Setting the record straight on the driving forces in the early-20th-century fight for women’s suffrage.
Former Los Angeles Times and USA Today journalist Neuman (Scholar-in-Residence/American Univ.; Lights, Camera, War: Is Media Technology Driving International Politics?, 1996, etc.) counters the popular opinion that these women were merely “bored socialites trying on suffrage as they might the latest couture designs from Paris,” and she makes a solid case. They sought the vote as a marker of educated privilege, and many were mocked, termed spinsters, lesbians, and intellectuals. If that was their loudest obstacle, female indifference was their silent enemy. Success was slow; by the century’s end, only four states had granted women the right to vote. In 1907, Daisy Harriman and others opened the Colony Club, New York’s first club exclusively for women. The members included 700 women prominent in professions and society, and they debated a wide variety of subjects—not just pro- but also anti-suffrage, the arts, and matters of civic and social interest. A new generation of women of wealth and standing stepped up in 1908, most notably Alva Vanderbilt Belmont and Katherine Duer Mackay. Belmont, who was domineering, audacious, and independently wealthy, used the newfound celebrity journalism to manipulate the press for the movement. Mackay used her femininity and famous fashion sense to approach the elite and influence the influential. She taught women to take a ladylike, maternal purview to the public square, eschewing the violent methods seen in Britain at the time. Where Mackay offered a coy wink, Belmont employed a cold bribe, but they each succeeded in pulling the movement out of the doldrums.
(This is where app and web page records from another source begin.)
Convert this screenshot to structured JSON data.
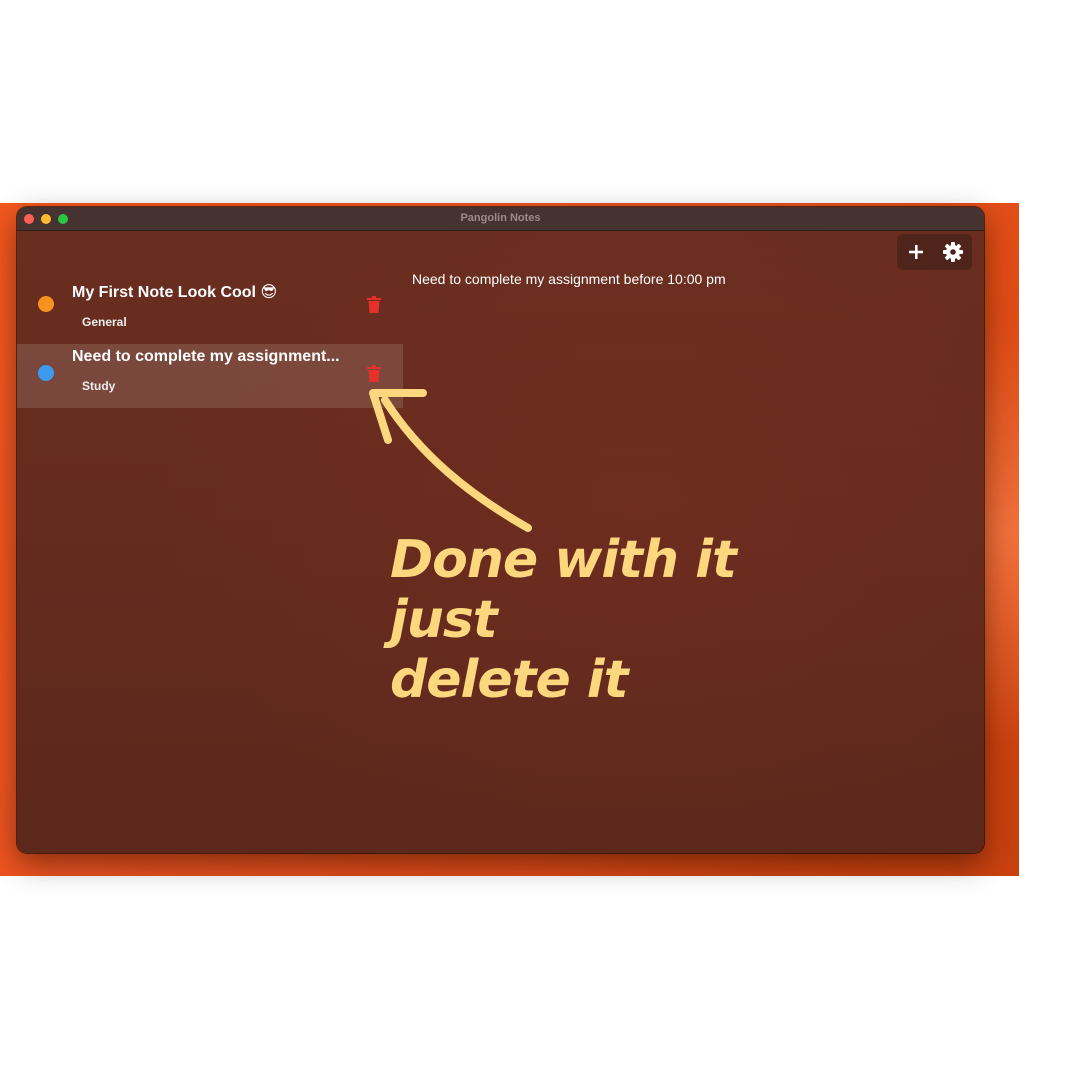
{
  "window": {
    "title": "Pangolin Notes"
  },
  "toolbar": {
    "add_icon": "plus-icon",
    "settings_icon": "gear-icon"
  },
  "notes": [
    {
      "title": "My First Note Look Cool 😎",
      "tag": "General",
      "color": "#f7921e",
      "selected": false
    },
    {
      "title": "Need to complete my assignment...",
      "tag": "Study",
      "color": "#3d9bee",
      "selected": true
    }
  ],
  "detail": {
    "text": "Need to complete my assignment before 10:00 pm"
  },
  "annotation": {
    "line1": "Done with it just",
    "line2": "delete it",
    "color": "#fdd77e"
  },
  "colors": {
    "delete": "#e8302b",
    "window_bg": "#652b1e",
    "desktop": "#ee5420"
  }
}
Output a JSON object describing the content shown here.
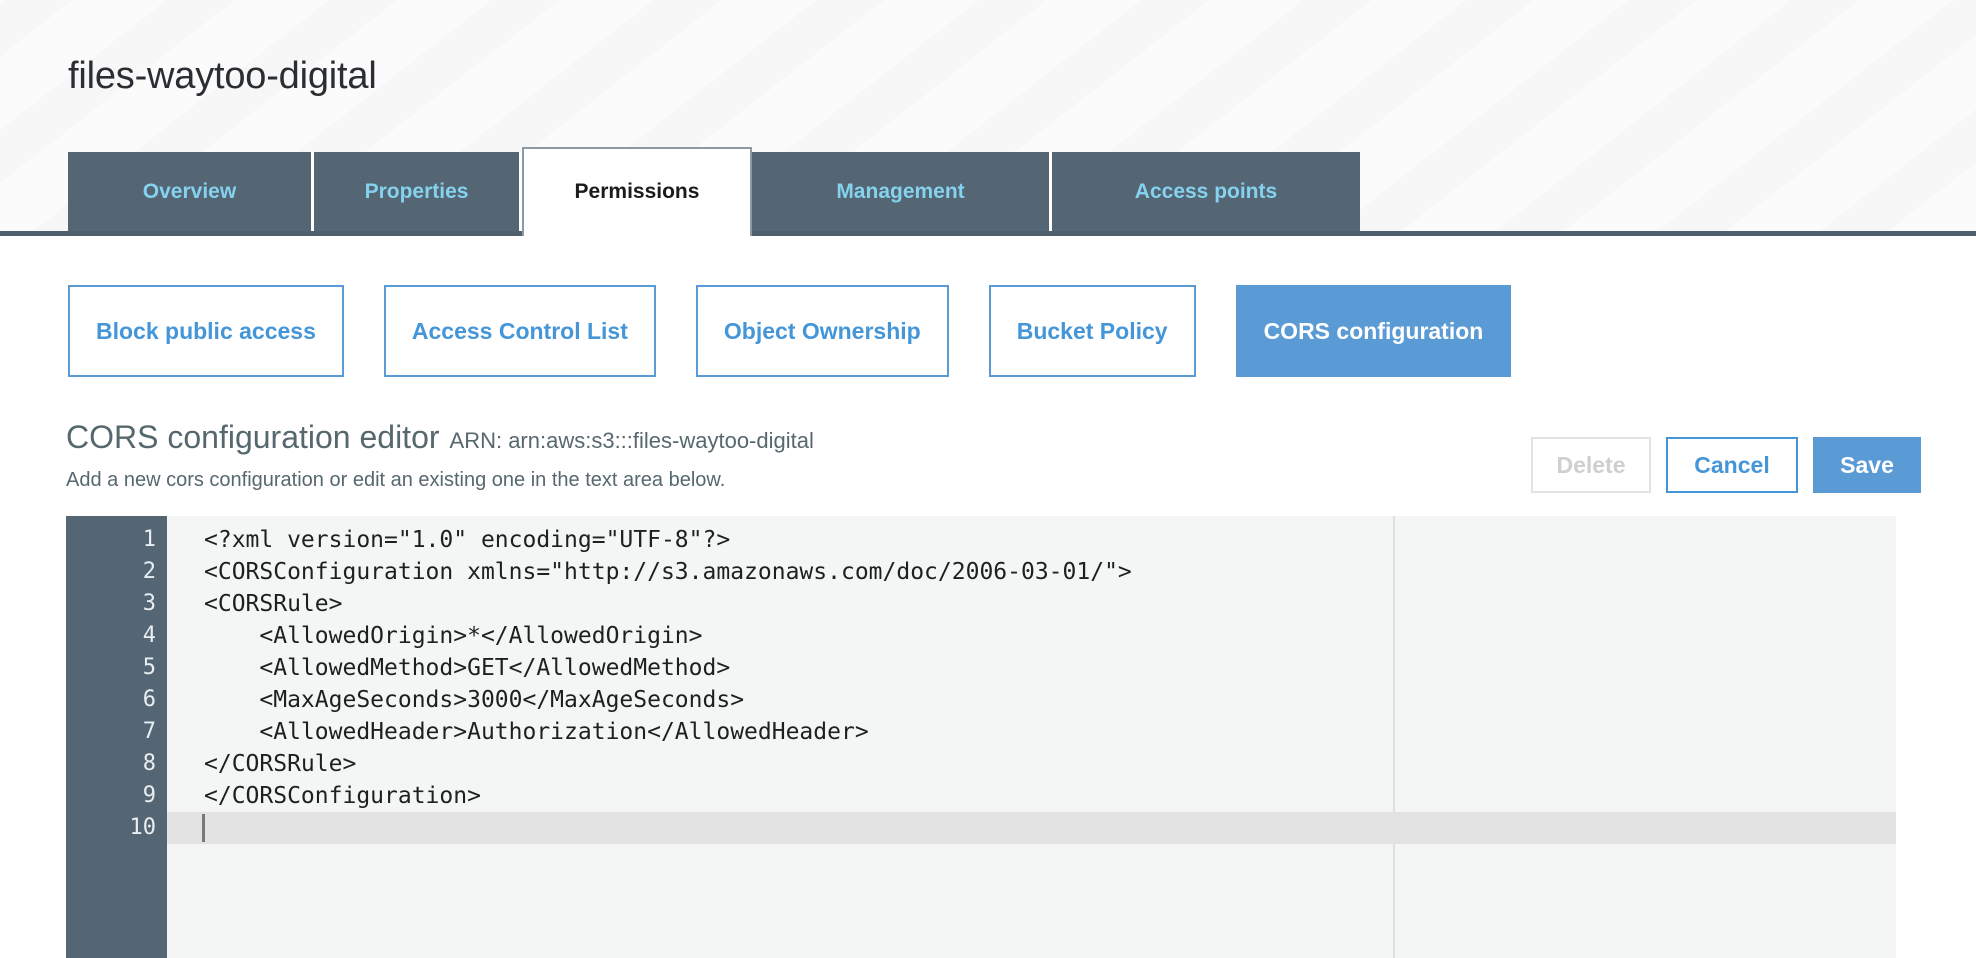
{
  "header": {
    "bucket_title": "files-waytoo-digital"
  },
  "tabs": [
    {
      "label": "Overview",
      "active": false,
      "width_class": "w1"
    },
    {
      "label": "Properties",
      "active": false,
      "width_class": "w2"
    },
    {
      "label": "Permissions",
      "active": true,
      "width_class": "w3"
    },
    {
      "label": "Management",
      "active": false,
      "width_class": "w4"
    },
    {
      "label": "Access points",
      "active": false,
      "width_class": "w5"
    }
  ],
  "subnav": [
    {
      "label": "Block public access",
      "selected": false
    },
    {
      "label": "Access Control List",
      "selected": false
    },
    {
      "label": "Object Ownership",
      "selected": false
    },
    {
      "label": "Bucket Policy",
      "selected": false
    },
    {
      "label": "CORS configuration",
      "selected": true
    }
  ],
  "editor_header": {
    "title": "CORS configuration editor",
    "arn": "ARN: arn:aws:s3:::files-waytoo-digital",
    "subtitle": "Add a new cors configuration or edit an existing one in the text area below."
  },
  "actions": {
    "delete_label": "Delete",
    "cancel_label": "Cancel",
    "save_label": "Save"
  },
  "code_editor": {
    "active_line": 10,
    "cursor_line": 10,
    "lines": [
      {
        "n": "1",
        "text": "<?xml version=\"1.0\" encoding=\"UTF-8\"?>"
      },
      {
        "n": "2",
        "text": "<CORSConfiguration xmlns=\"http://s3.amazonaws.com/doc/2006-03-01/\">"
      },
      {
        "n": "3",
        "text": "<CORSRule>"
      },
      {
        "n": "4",
        "text": "    <AllowedOrigin>*</AllowedOrigin>"
      },
      {
        "n": "5",
        "text": "    <AllowedMethod>GET</AllowedMethod>"
      },
      {
        "n": "6",
        "text": "    <MaxAgeSeconds>3000</MaxAgeSeconds>"
      },
      {
        "n": "7",
        "text": "    <AllowedHeader>Authorization</AllowedHeader>"
      },
      {
        "n": "8",
        "text": "</CORSRule>"
      },
      {
        "n": "9",
        "text": "</CORSConfiguration>"
      },
      {
        "n": "10",
        "text": ""
      }
    ]
  },
  "colors": {
    "tab_inactive_bg": "#546573",
    "tab_inactive_text": "#85d2ef",
    "accent_blue": "#5b9bd5",
    "link_blue": "#4596d8",
    "gutter_bg": "#546573",
    "editor_bg": "#f4f6f6",
    "active_line_bg": "#e3e3e3",
    "heading_gray": "#56686e"
  }
}
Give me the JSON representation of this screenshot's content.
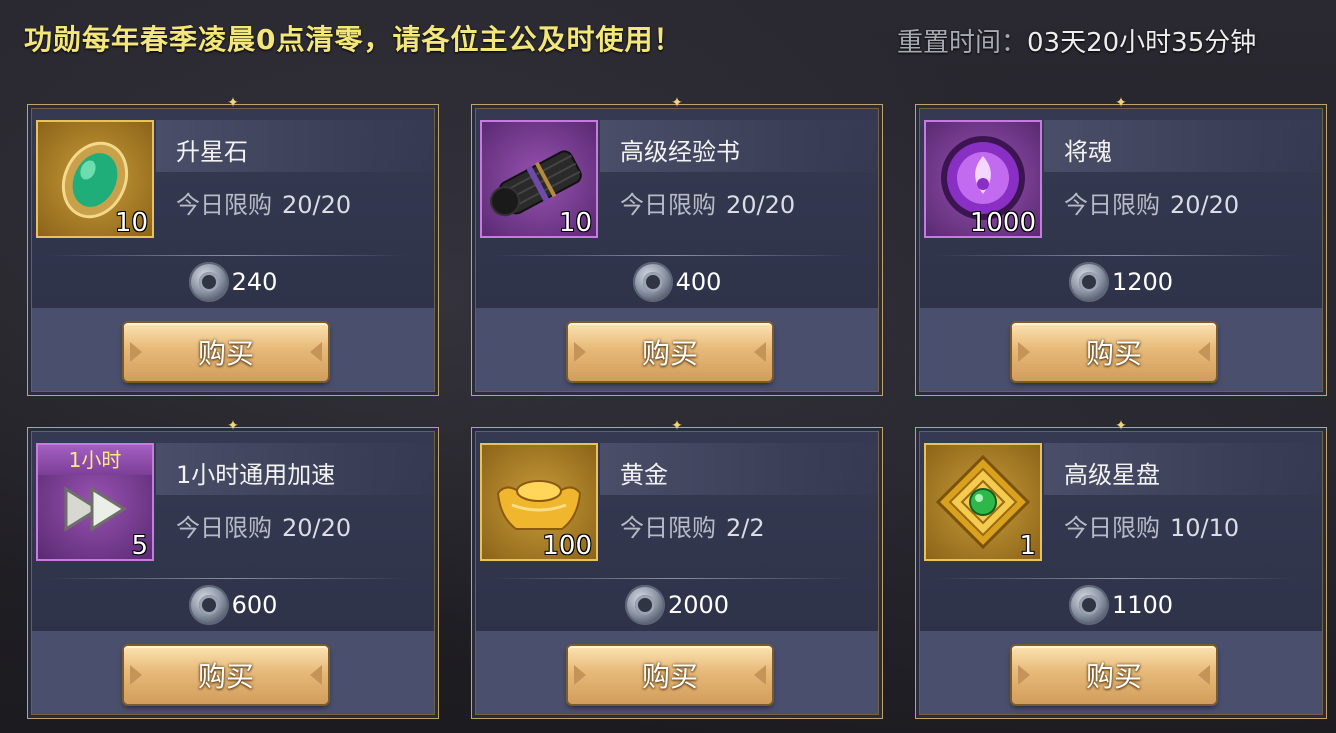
{
  "header": {
    "notice": "功勋每年春季凌晨0点清零，请各位主公及时使用！",
    "reset_label": "重置时间：",
    "reset_value": "03天20小时35分钟"
  },
  "buy_label": "购买",
  "limit_label": "今日限购",
  "items": [
    {
      "name": "升星石",
      "qty": "10",
      "limit": "20/20",
      "price": "240",
      "icon": "green-gem-icon"
    },
    {
      "name": "高级经验书",
      "qty": "10",
      "limit": "20/20",
      "price": "400",
      "icon": "scroll-bundle-icon"
    },
    {
      "name": "将魂",
      "qty": "1000",
      "limit": "20/20",
      "price": "1200",
      "icon": "purple-soul-orb-icon"
    },
    {
      "name": "1小时通用加速",
      "qty": "5",
      "limit": "20/20",
      "price": "600",
      "icon": "speedup-arrows-icon",
      "tag": "1小时"
    },
    {
      "name": "黄金",
      "qty": "100",
      "limit": "2/2",
      "price": "2000",
      "icon": "gold-ingot-icon"
    },
    {
      "name": "高级星盘",
      "qty": "1",
      "limit": "10/10",
      "price": "1100",
      "icon": "star-plate-icon"
    }
  ],
  "colors": {
    "notice": "#f4e77a",
    "card_border": "#bfa56a",
    "button": "#e7b978"
  }
}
Though mockery continued, Belmont, Mackay, and others made fruitful use of their considerable contacts, making New York the center of activity and encouraging cross-class coalition.
Neuman concisely explains how these gilded women have been airbrushed out of history, resented by those who felt exploited, but thankfully, they succeeded, and women vote today because of them.